═════ Task input
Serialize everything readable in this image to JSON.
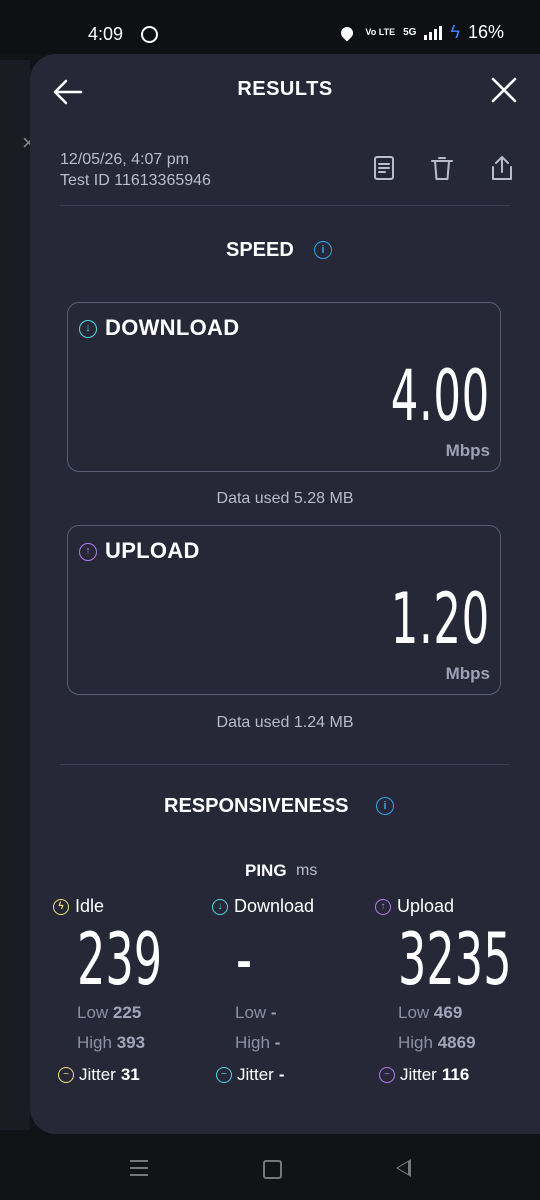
{
  "status_bar": {
    "time": "4:09",
    "volte": "Vo LTE",
    "network": "5G",
    "battery": "16%"
  },
  "header": {
    "title": "RESULTS"
  },
  "meta": {
    "date": "12/05/26, 4:07 pm",
    "test_id": "Test ID 11613365946"
  },
  "speed": {
    "title": "SPEED",
    "download": {
      "label": "DOWNLOAD",
      "value": "4.00",
      "unit": "Mbps",
      "data_used": "Data used 5.28 MB"
    },
    "upload": {
      "label": "UPLOAD",
      "value": "1.20",
      "unit": "Mbps",
      "data_used": "Data used 1.24 MB"
    }
  },
  "responsiveness": {
    "title": "RESPONSIVENESS",
    "ping_label": "PING",
    "ping_unit": "ms",
    "columns": [
      {
        "label": "Idle",
        "value": "239",
        "low_label": "Low",
        "low": "225",
        "high_label": "High",
        "high": "393",
        "jitter_label": "Jitter",
        "jitter": "31"
      },
      {
        "label": "Download",
        "value": "-",
        "low_label": "Low",
        "low": "-",
        "high_label": "High",
        "high": "-",
        "jitter_label": "Jitter",
        "jitter": "-"
      },
      {
        "label": "Upload",
        "value": "3235",
        "low_label": "Low",
        "low": "469",
        "high_label": "High",
        "high": "4869",
        "jitter_label": "Jitter",
        "jitter": "116"
      }
    ]
  },
  "colors": {
    "background": "#262838",
    "download_accent": "#4fd8e0",
    "upload_accent": "#b57cf0",
    "idle_accent": "#f0e07a",
    "info": "#2fa6ee"
  }
}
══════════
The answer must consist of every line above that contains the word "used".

> [Completed task]
      "data_used": "Data used 5.28 MB"
      "data_used": "Data used 1.24 MB"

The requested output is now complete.